- **What you need to do**
Would you repeat every entry below word for word but drop the images?

- **Data for review**
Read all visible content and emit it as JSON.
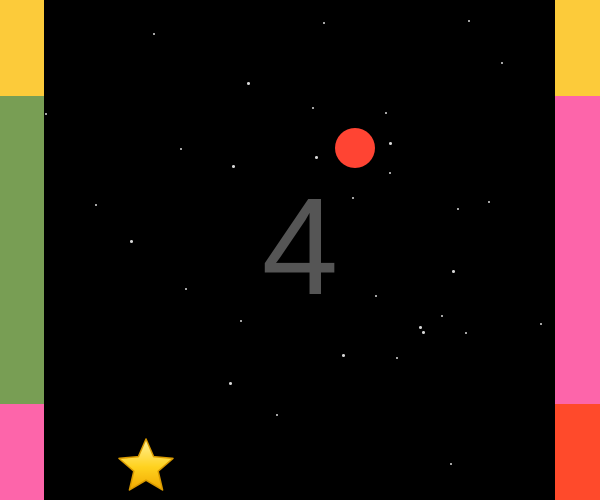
{
  "game": {
    "score": "4",
    "background_color": "#000000",
    "score_color": "#555555",
    "ball": {
      "color": "#ff4433"
    },
    "star_icon": "star-icon",
    "left_wall": {
      "segments": [
        {
          "color": "#fccb3a"
        },
        {
          "color": "#789e54"
        },
        {
          "color": "#fd65aa"
        }
      ]
    },
    "right_wall": {
      "segments": [
        {
          "color": "#fccb3a"
        },
        {
          "color": "#fd65aa"
        },
        {
          "color": "#ff4a2b"
        }
      ]
    }
  }
}
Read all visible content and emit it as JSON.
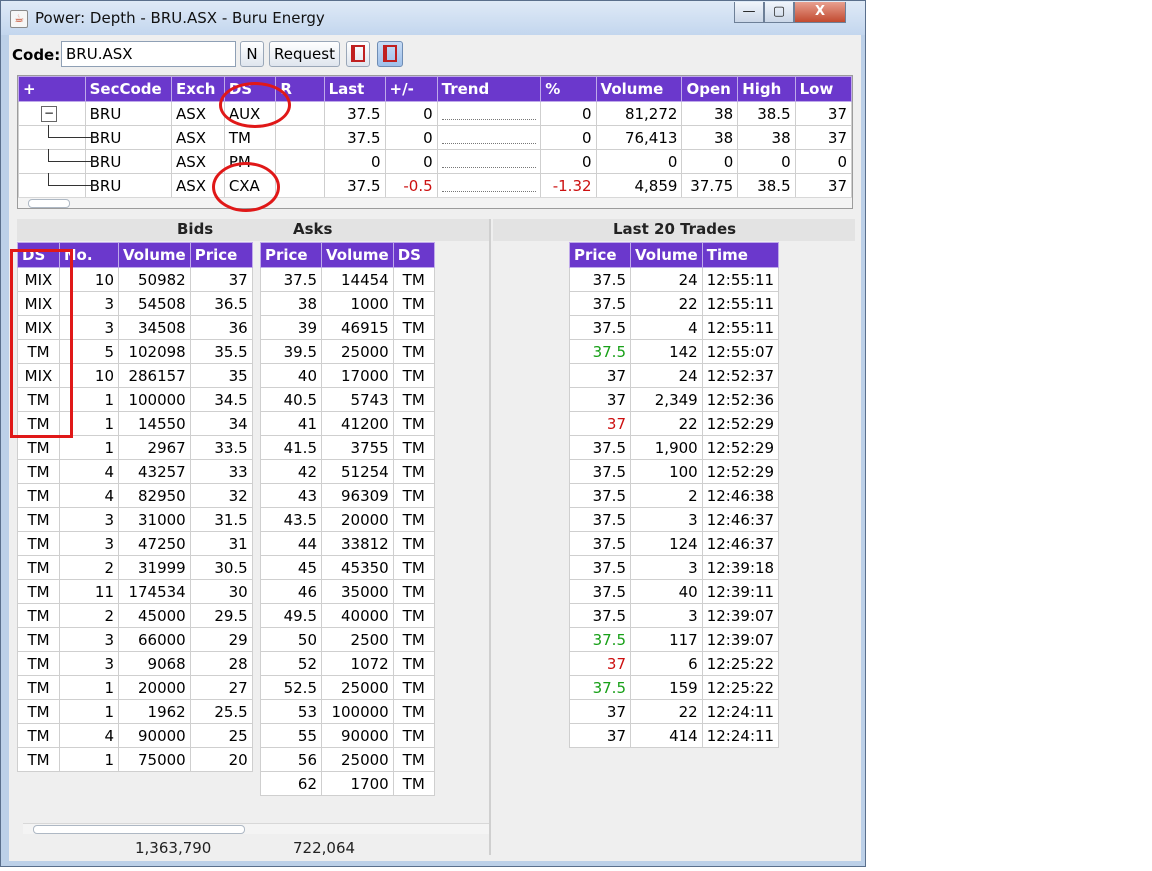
{
  "window": {
    "title": "Power: Depth - BRU.ASX - Buru Energy",
    "buttons": {
      "minimize": "—",
      "maximize": "▢",
      "close": "X"
    }
  },
  "toolbar": {
    "code_label": "Code:",
    "code_value": "BRU.ASX",
    "n_label": "N",
    "request_label": "Request"
  },
  "summary": {
    "headers": [
      "+",
      "SecCode",
      "Exch",
      "DS",
      "R",
      "Last",
      "+/-",
      "Trend",
      "%",
      "Volume",
      "Open",
      "High",
      "Low"
    ],
    "rows": [
      {
        "sec": "BRU",
        "exch": "ASX",
        "ds": "AUX",
        "r": "",
        "last": "37.5",
        "chg": "0",
        "pct": "0",
        "vol": "81,272",
        "open": "38",
        "high": "38.5",
        "low": "37",
        "neg": false
      },
      {
        "sec": "BRU",
        "exch": "ASX",
        "ds": "TM",
        "r": "",
        "last": "37.5",
        "chg": "0",
        "pct": "0",
        "vol": "76,413",
        "open": "38",
        "high": "38",
        "low": "37",
        "neg": false
      },
      {
        "sec": "BRU",
        "exch": "ASX",
        "ds": "PM",
        "r": "",
        "last": "0",
        "chg": "0",
        "pct": "0",
        "vol": "0",
        "open": "0",
        "high": "0",
        "low": "0",
        "neg": false
      },
      {
        "sec": "BRU",
        "exch": "ASX",
        "ds": "CXA",
        "r": "",
        "last": "37.5",
        "chg": "-0.5",
        "pct": "-1.32",
        "vol": "4,859",
        "open": "37.75",
        "high": "38.5",
        "low": "37",
        "neg": true
      }
    ]
  },
  "bids": {
    "title": "Bids",
    "headers": [
      "DS",
      "No.",
      "Volume",
      "Price"
    ],
    "rows": [
      [
        "MIX",
        "10",
        "50982",
        "37"
      ],
      [
        "MIX",
        "3",
        "54508",
        "36.5"
      ],
      [
        "MIX",
        "3",
        "34508",
        "36"
      ],
      [
        "TM",
        "5",
        "102098",
        "35.5"
      ],
      [
        "MIX",
        "10",
        "286157",
        "35"
      ],
      [
        "TM",
        "1",
        "100000",
        "34.5"
      ],
      [
        "TM",
        "1",
        "14550",
        "34"
      ],
      [
        "TM",
        "1",
        "2967",
        "33.5"
      ],
      [
        "TM",
        "4",
        "43257",
        "33"
      ],
      [
        "TM",
        "4",
        "82950",
        "32"
      ],
      [
        "TM",
        "3",
        "31000",
        "31.5"
      ],
      [
        "TM",
        "3",
        "47250",
        "31"
      ],
      [
        "TM",
        "2",
        "31999",
        "30.5"
      ],
      [
        "TM",
        "11",
        "174534",
        "30"
      ],
      [
        "TM",
        "2",
        "45000",
        "29.5"
      ],
      [
        "TM",
        "3",
        "66000",
        "29"
      ],
      [
        "TM",
        "3",
        "9068",
        "28"
      ],
      [
        "TM",
        "1",
        "20000",
        "27"
      ],
      [
        "TM",
        "1",
        "1962",
        "25.5"
      ],
      [
        "TM",
        "4",
        "90000",
        "25"
      ],
      [
        "TM",
        "1",
        "75000",
        "20"
      ]
    ],
    "total": "1,363,790"
  },
  "asks": {
    "title": "Asks",
    "headers": [
      "Price",
      "Volume",
      "DS"
    ],
    "rows": [
      [
        "37.5",
        "14454",
        "TM"
      ],
      [
        "38",
        "1000",
        "TM"
      ],
      [
        "39",
        "46915",
        "TM"
      ],
      [
        "39.5",
        "25000",
        "TM"
      ],
      [
        "40",
        "17000",
        "TM"
      ],
      [
        "40.5",
        "5743",
        "TM"
      ],
      [
        "41",
        "41200",
        "TM"
      ],
      [
        "41.5",
        "3755",
        "TM"
      ],
      [
        "42",
        "51254",
        "TM"
      ],
      [
        "43",
        "96309",
        "TM"
      ],
      [
        "43.5",
        "20000",
        "TM"
      ],
      [
        "44",
        "33812",
        "TM"
      ],
      [
        "45",
        "45350",
        "TM"
      ],
      [
        "46",
        "35000",
        "TM"
      ],
      [
        "49.5",
        "40000",
        "TM"
      ],
      [
        "50",
        "2500",
        "TM"
      ],
      [
        "52",
        "1072",
        "TM"
      ],
      [
        "52.5",
        "25000",
        "TM"
      ],
      [
        "53",
        "100000",
        "TM"
      ],
      [
        "55",
        "90000",
        "TM"
      ],
      [
        "56",
        "25000",
        "TM"
      ],
      [
        "62",
        "1700",
        "TM"
      ]
    ],
    "total": "722,064"
  },
  "trades": {
    "title": "Last 20 Trades",
    "headers": [
      "Price",
      "Volume",
      "Time"
    ],
    "rows": [
      {
        "p": "37.5",
        "v": "24",
        "t": "12:55:11",
        "c": ""
      },
      {
        "p": "37.5",
        "v": "22",
        "t": "12:55:11",
        "c": ""
      },
      {
        "p": "37.5",
        "v": "4",
        "t": "12:55:11",
        "c": ""
      },
      {
        "p": "37.5",
        "v": "142",
        "t": "12:55:07",
        "c": "pos"
      },
      {
        "p": "37",
        "v": "24",
        "t": "12:52:37",
        "c": ""
      },
      {
        "p": "37",
        "v": "2,349",
        "t": "12:52:36",
        "c": ""
      },
      {
        "p": "37",
        "v": "22",
        "t": "12:52:29",
        "c": "neg"
      },
      {
        "p": "37.5",
        "v": "1,900",
        "t": "12:52:29",
        "c": ""
      },
      {
        "p": "37.5",
        "v": "100",
        "t": "12:52:29",
        "c": ""
      },
      {
        "p": "37.5",
        "v": "2",
        "t": "12:46:38",
        "c": ""
      },
      {
        "p": "37.5",
        "v": "3",
        "t": "12:46:37",
        "c": ""
      },
      {
        "p": "37.5",
        "v": "124",
        "t": "12:46:37",
        "c": ""
      },
      {
        "p": "37.5",
        "v": "3",
        "t": "12:39:18",
        "c": ""
      },
      {
        "p": "37.5",
        "v": "40",
        "t": "12:39:11",
        "c": ""
      },
      {
        "p": "37.5",
        "v": "3",
        "t": "12:39:07",
        "c": ""
      },
      {
        "p": "37.5",
        "v": "117",
        "t": "12:39:07",
        "c": "pos"
      },
      {
        "p": "37",
        "v": "6",
        "t": "12:25:22",
        "c": "neg"
      },
      {
        "p": "37.5",
        "v": "159",
        "t": "12:25:22",
        "c": "pos"
      },
      {
        "p": "37",
        "v": "22",
        "t": "12:24:11",
        "c": ""
      },
      {
        "p": "37",
        "v": "414",
        "t": "12:24:11",
        "c": ""
      }
    ]
  },
  "colors": {
    "header_bg": "#6b38cc",
    "negative": "#cc1010",
    "positive": "#18a018",
    "annotation": "#e01818"
  }
}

- **Output for this exercise**
Read all visible content and emit it as JSON.
{
  "game": {
    "score": "4",
    "background_color": "#000000",
    "score_color": "#555555",
    "ball": {
      "color": "#ff4433"
    },
    "star_icon": "star-icon",
    "left_wall": {
      "segments": [
        {
          "color": "#fccb3a"
        },
        {
          "color": "#789e54"
        },
        {
          "color": "#fd65aa"
        }
      ]
    },
    "right_wall": {
      "segments": [
        {
          "color": "#fccb3a"
        },
        {
          "color": "#fd65aa"
        },
        {
          "color": "#ff4a2b"
        }
      ]
    }
  }
}
Read all visible content and emit it as JSON.
{
  "window": {
    "title": "Power: Depth - BRU.ASX - Buru Energy",
    "buttons": {
      "minimize": "—",
      "maximize": "▢",
      "close": "X"
    }
  },
  "toolbar": {
    "code_label": "Code:",
    "code_value": "BRU.ASX",
    "n_label": "N",
    "request_label": "Request"
  },
  "summary": {
    "headers": [
      "+",
      "SecCode",
      "Exch",
      "DS",
      "R",
      "Last",
      "+/-",
      "Trend",
      "%",
      "Volume",
      "Open",
      "High",
      "Low"
    ],
    "rows": [
      {
        "sec": "BRU",
        "exch": "ASX",
        "ds": "AUX",
        "r": "",
        "last": "37.5",
        "chg": "0",
        "pct": "0",
        "vol": "81,272",
        "open": "38",
        "high": "38.5",
        "low": "37",
        "neg": false
      },
      {
        "sec": "BRU",
        "exch": "ASX",
        "ds": "TM",
        "r": "",
        "last": "37.5",
        "chg": "0",
        "pct": "0",
        "vol": "76,413",
        "open": "38",
        "high": "38",
        "low": "37",
        "neg": false
      },
      {
        "sec": "BRU",
        "exch": "ASX",
        "ds": "PM",
        "r": "",
        "last": "0",
        "chg": "0",
        "pct": "0",
        "vol": "0",
        "open": "0",
        "high": "0",
        "low": "0",
        "neg": false
      },
      {
        "sec": "BRU",
        "exch": "ASX",
        "ds": "CXA",
        "r": "",
        "last": "37.5",
        "chg": "-0.5",
        "pct": "-1.32",
        "vol": "4,859",
        "open": "37.75",
        "high": "38.5",
        "low": "37",
        "neg": true
      }
    ]
  },
  "bids": {
    "title": "Bids",
    "headers": [
      "DS",
      "No.",
      "Volume",
      "Price"
    ],
    "rows": [
      [
        "MIX",
        "10",
        "50982",
        "37"
      ],
      [
        "MIX",
        "3",
        "54508",
        "36.5"
      ],
      [
        "MIX",
        "3",
        "34508",
        "36"
      ],
      [
        "TM",
        "5",
        "102098",
        "35.5"
      ],
      [
        "MIX",
        "10",
        "286157",
        "35"
      ],
      [
        "TM",
        "1",
        "100000",
        "34.5"
      ],
      [
        "TM",
        "1",
        "14550",
        "34"
      ],
      [
        "TM",
        "1",
        "2967",
        "33.5"
      ],
      [
        "TM",
        "4",
        "43257",
        "33"
      ],
      [
        "TM",
        "4",
        "82950",
        "32"
      ],
      [
        "TM",
        "3",
        "31000",
        "31.5"
      ],
      [
        "TM",
        "3",
        "47250",
        "31"
      ],
      [
        "TM",
        "2",
        "31999",
        "30.5"
      ],
      [
        "TM",
        "11",
        "174534",
        "30"
      ],
      [
        "TM",
        "2",
        "45000",
        "29.5"
      ],
      [
        "TM",
        "3",
        "66000",
        "29"
      ],
      [
        "TM",
        "3",
        "9068",
        "28"
      ],
      [
        "TM",
        "1",
        "20000",
        "27"
      ],
      [
        "TM",
        "1",
        "1962",
        "25.5"
      ],
      [
        "TM",
        "4",
        "90000",
        "25"
      ],
      [
        "TM",
        "1",
        "75000",
        "20"
      ]
    ],
    "total": "1,363,790"
  },
  "asks": {
    "title": "Asks",
    "headers": [
      "Price",
      "Volume",
      "DS"
    ],
    "rows": [
      [
        "37.5",
        "14454",
        "TM"
      ],
      [
        "38",
        "1000",
        "TM"
      ],
      [
        "39",
        "46915",
        "TM"
      ],
      [
        "39.5",
        "25000",
        "TM"
      ],
      [
        "40",
        "17000",
        "TM"
      ],
      [
        "40.5",
        "5743",
        "TM"
      ],
      [
        "41",
        "41200",
        "TM"
      ],
      [
        "41.5",
        "3755",
        "TM"
      ],
      [
        "42",
        "51254",
        "TM"
      ],
      [
        "43",
        "96309",
        "TM"
      ],
      [
        "43.5",
        "20000",
        "TM"
      ],
      [
        "44",
        "33812",
        "TM"
      ],
      [
        "45",
        "45350",
        "TM"
      ],
      [
        "46",
        "35000",
        "TM"
      ],
      [
        "49.5",
        "40000",
        "TM"
      ],
      [
        "50",
        "2500",
        "TM"
      ],
      [
        "52",
        "1072",
        "TM"
      ],
      [
        "52.5",
        "25000",
        "TM"
      ],
      [
        "53",
        "100000",
        "TM"
      ],
      [
        "55",
        "90000",
        "TM"
      ],
      [
        "56",
        "25000",
        "TM"
      ],
      [
        "62",
        "1700",
        "TM"
      ]
    ],
    "total": "722,064"
  },
  "trades": {
    "title": "Last 20 Trades",
    "headers": [
      "Price",
      "Volume",
      "Time"
    ],
    "rows": [
      {
        "p": "37.5",
        "v": "24",
        "t": "12:55:11",
        "c": ""
      },
      {
        "p": "37.5",
        "v": "22",
        "t": "12:55:11",
        "c": ""
      },
      {
        "p": "37.5",
        "v": "4",
        "t": "12:55:11",
        "c": ""
      },
      {
        "p": "37.5",
        "v": "142",
        "t": "12:55:07",
        "c": "pos"
      },
      {
        "p": "37",
        "v": "24",
        "t": "12:52:37",
        "c": ""
      },
      {
        "p": "37",
        "v": "2,349",
        "t": "12:52:36",
        "c": ""
      },
      {
        "p": "37",
        "v": "22",
        "t": "12:52:29",
        "c": "neg"
      },
      {
        "p": "37.5",
        "v": "1,900",
        "t": "12:52:29",
        "c": ""
      },
      {
        "p": "37.5",
        "v": "100",
        "t": "12:52:29",
        "c": ""
      },
      {
        "p": "37.5",
        "v": "2",
        "t": "12:46:38",
        "c": ""
      },
      {
        "p": "37.5",
        "v": "3",
        "t": "12:46:37",
        "c": ""
      },
      {
        "p": "37.5",
        "v": "124",
        "t": "12:46:37",
        "c": ""
      },
      {
        "p": "37.5",
        "v": "3",
        "t": "12:39:18",
        "c": ""
      },
      {
        "p": "37.5",
        "v": "40",
        "t": "12:39:11",
        "c": ""
      },
      {
        "p": "37.5",
        "v": "3",
        "t": "12:39:07",
        "c": ""
      },
      {
        "p": "37.5",
        "v": "117",
        "t": "12:39:07",
        "c": "pos"
      },
      {
        "p": "37",
        "v": "6",
        "t": "12:25:22",
        "c": "neg"
      },
      {
        "p": "37.5",
        "v": "159",
        "t": "12:25:22",
        "c": "pos"
      },
      {
        "p": "37",
        "v": "22",
        "t": "12:24:11",
        "c": ""
      },
      {
        "p": "37",
        "v": "414",
        "t": "12:24:11",
        "c": ""
      }
    ]
  },
  "colors": {
    "header_bg": "#6b38cc",
    "negative": "#cc1010",
    "positive": "#18a018",
    "annotation": "#e01818"
  }
}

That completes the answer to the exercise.